Find every line in the records below that holds the word "Bahasa" and copy it.

[Opening Listed entries section]

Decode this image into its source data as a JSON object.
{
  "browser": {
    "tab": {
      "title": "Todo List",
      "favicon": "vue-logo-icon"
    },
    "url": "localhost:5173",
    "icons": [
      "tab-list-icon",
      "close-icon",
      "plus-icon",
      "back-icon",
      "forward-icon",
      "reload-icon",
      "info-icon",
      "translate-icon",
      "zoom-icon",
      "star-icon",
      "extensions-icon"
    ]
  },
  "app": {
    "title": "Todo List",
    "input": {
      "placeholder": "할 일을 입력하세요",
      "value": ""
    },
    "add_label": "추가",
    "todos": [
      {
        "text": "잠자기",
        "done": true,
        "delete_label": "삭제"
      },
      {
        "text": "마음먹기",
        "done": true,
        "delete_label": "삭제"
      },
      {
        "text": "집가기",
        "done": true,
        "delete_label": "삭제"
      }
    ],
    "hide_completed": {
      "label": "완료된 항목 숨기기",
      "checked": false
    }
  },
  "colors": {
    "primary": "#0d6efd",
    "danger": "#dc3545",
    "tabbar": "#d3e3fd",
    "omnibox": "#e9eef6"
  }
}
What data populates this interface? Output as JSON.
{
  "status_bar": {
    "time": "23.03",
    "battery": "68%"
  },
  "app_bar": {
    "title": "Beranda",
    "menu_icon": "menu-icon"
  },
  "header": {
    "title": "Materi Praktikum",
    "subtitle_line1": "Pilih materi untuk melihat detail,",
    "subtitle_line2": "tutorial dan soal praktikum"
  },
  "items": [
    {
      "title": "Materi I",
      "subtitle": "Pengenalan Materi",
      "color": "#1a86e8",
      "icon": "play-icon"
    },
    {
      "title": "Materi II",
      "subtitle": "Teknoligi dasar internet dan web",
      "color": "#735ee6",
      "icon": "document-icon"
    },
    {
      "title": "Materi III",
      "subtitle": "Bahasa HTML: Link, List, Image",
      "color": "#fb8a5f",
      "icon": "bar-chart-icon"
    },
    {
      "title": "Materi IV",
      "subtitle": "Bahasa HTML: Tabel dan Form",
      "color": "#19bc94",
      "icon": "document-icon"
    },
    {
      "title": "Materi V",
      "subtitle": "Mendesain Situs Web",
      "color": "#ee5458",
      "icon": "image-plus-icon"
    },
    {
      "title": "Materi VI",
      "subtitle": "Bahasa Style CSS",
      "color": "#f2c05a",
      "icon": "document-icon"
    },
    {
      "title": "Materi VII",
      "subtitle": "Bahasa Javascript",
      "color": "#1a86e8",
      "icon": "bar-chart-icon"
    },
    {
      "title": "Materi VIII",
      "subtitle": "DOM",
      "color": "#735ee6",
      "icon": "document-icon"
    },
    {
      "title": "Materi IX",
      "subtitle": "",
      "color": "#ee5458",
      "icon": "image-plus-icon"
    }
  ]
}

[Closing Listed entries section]

Answer for this exercise:
      "subtitle": "Bahasa HTML: Link, List, Image",
      "subtitle": "Bahasa HTML: Tabel dan Form",
      "subtitle": "Bahasa Style CSS",
      "subtitle": "Bahasa Javascript",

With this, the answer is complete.